If the revolt of newspaper publishers against the Internet isn’t bad enough, now journalists are jumping into the battle. This weekend columnist David Bullard detonated a small-scale nuclear device in the blogosphere with a column that, among other things, claimed that bloggers “are the sort of wackos who gun down their fellow students at university”. Bullard goes on to fantasize about creating a website called where he can publish the names and addresses of anonymous bloggers. Apparently his motto is “if you can’t beat ’em, stalk ’em”. Fortunately, the domain name appears to be safely in the hands of sympathetic bloggers and there will be no print revenge this time.

While it’s likely that Bullard’s column was intended partially in jest, the underlying vitriol towards new media is consistent with the actions of publishers suing search engines and fighting the battle against deep-linking. This is an industry in a state of denial over how rapidly and completely their world is changing. They act as if, some day, the Internet and bloggers will simply go away and we’ll return to the good old days newsprint and the occasional special afternoon edition.

Those days are over and the Internet isn’t going away. But someday soon newspapers just might.

3 Responses to “Newspaper Freak-Out: Publishers and Journalists Need Remedial Training In New Media”

  1. Sean DALY says:

    Copiepresse is not a publisher, it’s a newspaper association. The webmasters of its publishers are not any more incompetent than, say, those of the New York Times; they just want Copiepresse titles to get the same deals the NYT, AP, and AFP got (all three through litigation or threat of litigation). There is evidence online advertising revenue remains marginal for most newspapers compared to archive content fees or subscription charges. What Copiepresse wants stopped is Google’s bypassing of time-limited archive content, something they do for the NYT but don’t want to do for others. They also want European copyright law respected; Google may yet have to respect the Brussels CFI decision. Of course, it’s an open discussion as to whether the EUCD and country-specific copyright jurisprudence should be changed…

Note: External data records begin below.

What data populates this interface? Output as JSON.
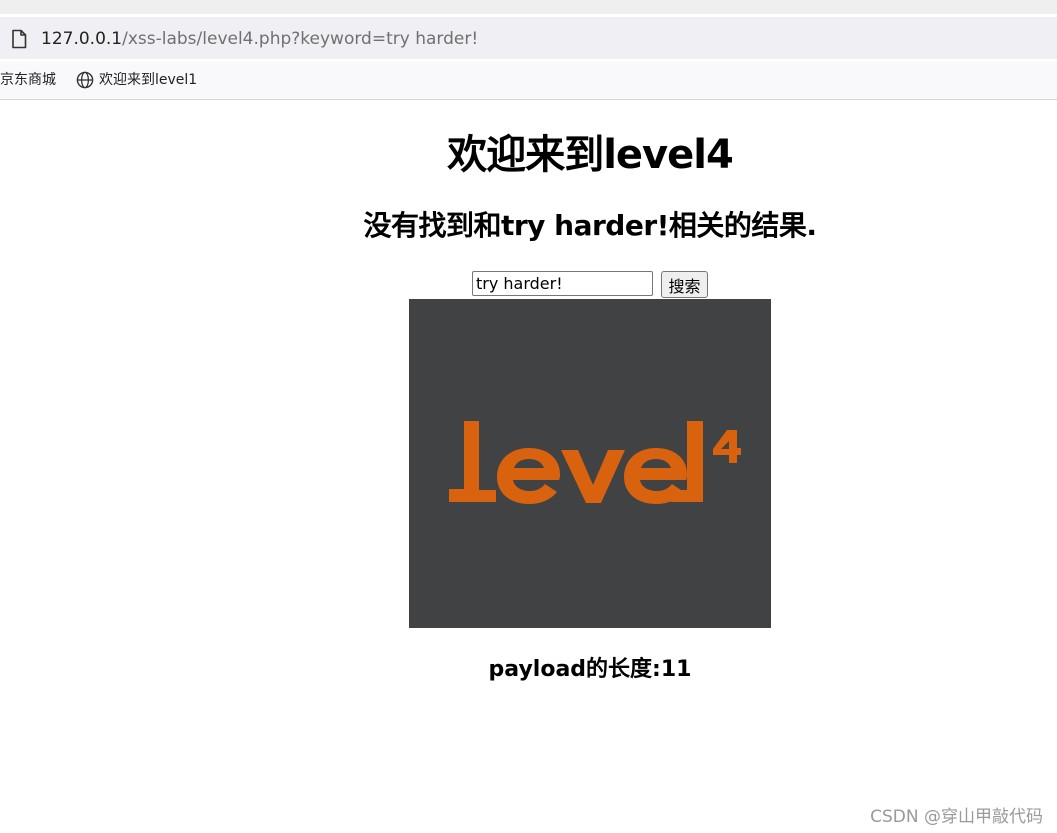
{
  "browser": {
    "url_host": "127.0.0.1",
    "url_path": "/xss-labs/level4.php?keyword=try harder!",
    "bookmarks": [
      {
        "label": "京东商城",
        "icon": "none"
      },
      {
        "label": "欢迎来到level1",
        "icon": "globe-icon"
      }
    ]
  },
  "page": {
    "title": "欢迎来到level4",
    "result_message": "没有找到和try harder!相关的结果.",
    "search": {
      "value": "try harder!",
      "button_label": "搜索"
    },
    "logo": {
      "text": "level",
      "superscript": "4",
      "colors": {
        "background": "#414244",
        "text": "#d9620f"
      }
    },
    "payload_length": "payload的长度:11"
  },
  "watermark": "CSDN @穿山甲敲代码"
}
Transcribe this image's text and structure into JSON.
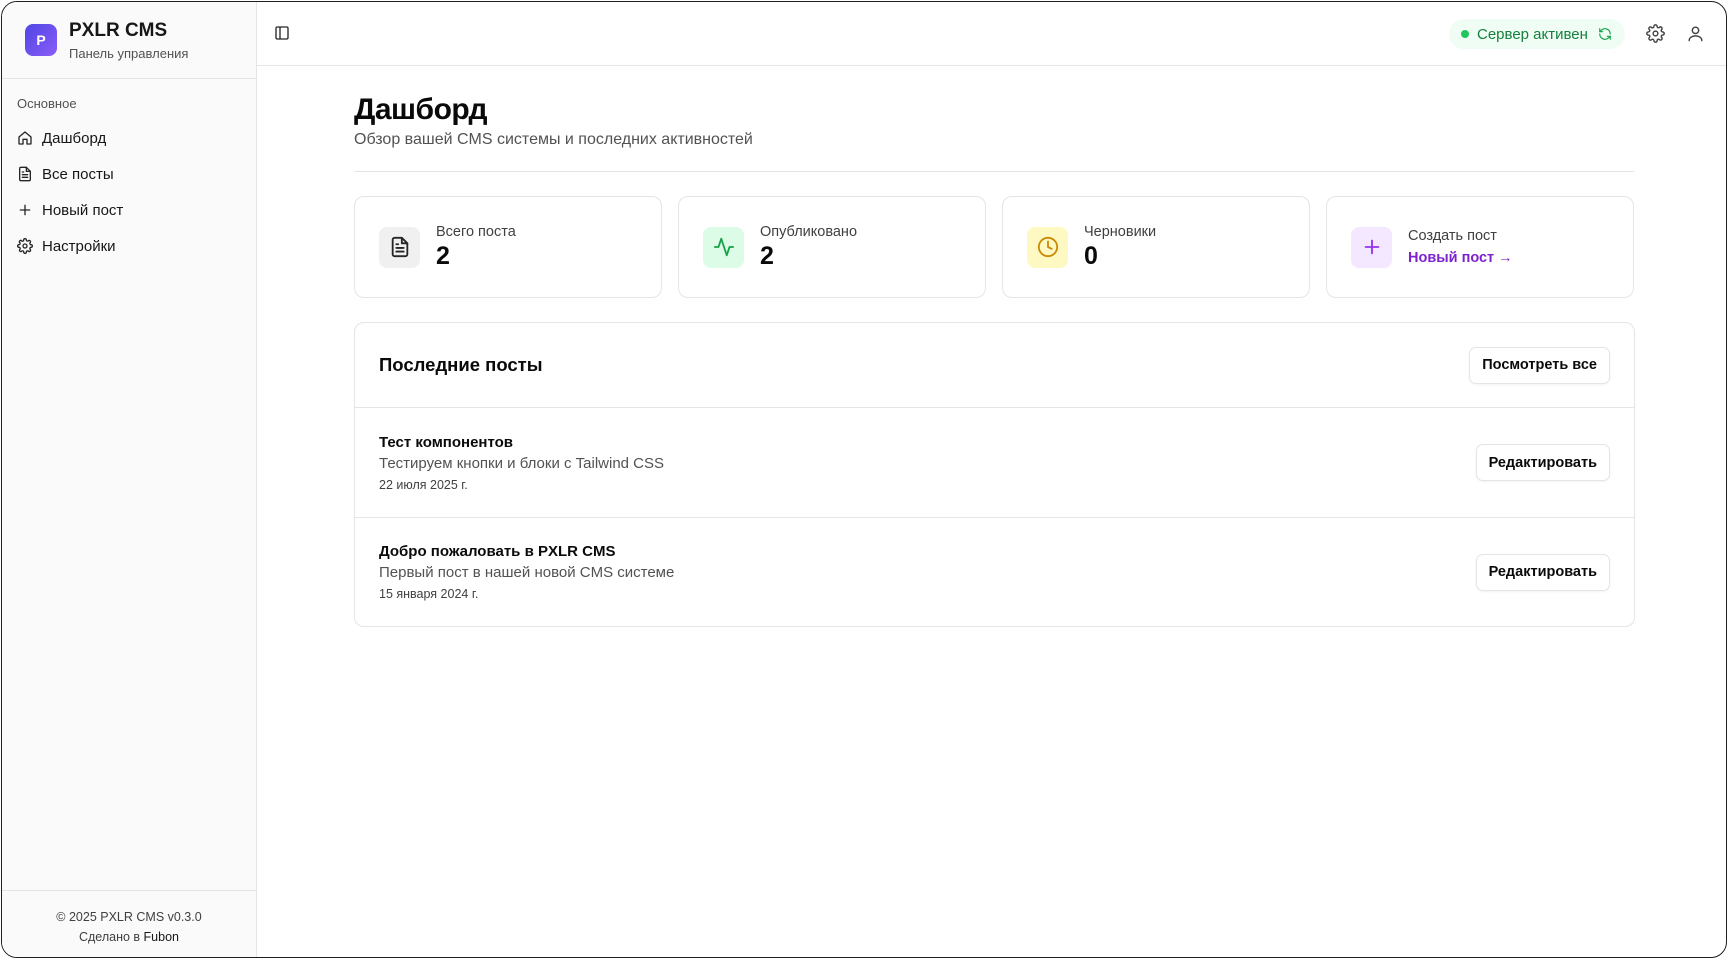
{
  "app": {
    "name": "PXLR CMS",
    "subtitle": "Панель управления",
    "logo_letter": "P"
  },
  "sidebar": {
    "group_label": "Основное",
    "items": [
      {
        "label": "Дашборд",
        "icon": "home-icon"
      },
      {
        "label": "Все посты",
        "icon": "document-icon"
      },
      {
        "label": "Новый пост",
        "icon": "plus-icon"
      },
      {
        "label": "Настройки",
        "icon": "gear-icon"
      }
    ],
    "footer": {
      "copyright": "© 2025 PXLR CMS v0.3.0",
      "made_in": "Сделано в",
      "made_in_link": "Fubon"
    }
  },
  "topbar": {
    "status_label": "Сервер активен",
    "status_color": "#22c55e"
  },
  "page": {
    "title": "Дашборд",
    "subtitle": "Обзор вашей CMS системы и последних активностей"
  },
  "stats": [
    {
      "label": "Всего поста",
      "value": "2",
      "icon": "document-icon",
      "bg": "#f0f0f0",
      "color": "#262626"
    },
    {
      "label": "Опубликовано",
      "value": "2",
      "icon": "activity-icon",
      "bg": "#dcfce7",
      "color": "#16a34a"
    },
    {
      "label": "Черновики",
      "value": "0",
      "icon": "clock-icon",
      "bg": "#fef9c3",
      "color": "#ca8a04"
    },
    {
      "label": "Создать пост",
      "link": "Новый пост →",
      "icon": "plus-icon",
      "bg": "#f3e8ff",
      "color": "#9333ea"
    }
  ],
  "recent_posts": {
    "title": "Последние посты",
    "view_all_label": "Посмотреть все",
    "edit_label": "Редактировать",
    "items": [
      {
        "title": "Тест компонентов",
        "description": "Тестируем кнопки и блоки с Tailwind CSS",
        "date": "22 июля 2025 г."
      },
      {
        "title": "Добро пожаловать в PXLR CMS",
        "description": "Первый пост в нашей новой CMS системе",
        "date": "15 января 2024 г."
      }
    ]
  }
}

    Sean DALY.

  2. Kirk says:

    The Copiepresse publishers can stop Google from indexing their archived content any time they care to. They can also figure out how to effectively monetize web content the way every other web publisher has.

    As you’ve noted, effective online revenue models involve a mix of ad supported pages, subscriptions, and pay per use. Google and the other search engines aren’t preventing any newspaper from implementing whatever business model they need to in order to make money online.

  3. Kassia says:

    It’s great that Copiepresse wants to limit access to time-restricted content, but it does make one wonder what the association plans to do with this content. Presumably figure out another way to monetize it. Of course, the content is only valuable in the future if it’s findable, and, frankly, I haven’t seen evidence that newspaper web folks are too competent when it comes to search. It’s also questionable that this content has real future value at all.

    I have no illusions about Google. The company exists to make money. But I can clearly see that Google isn’t creating original content. It pushes people to other websites just as fast as it can (fast being a factor of the efficacy of the search string entered by the customer). Newspapers should be doing everything in their power to make sure that their content is searchable (not just via Google, but via all search engines). Google is increasingly the place where people go first — because it has proven to be the place where people find what they’re looking for.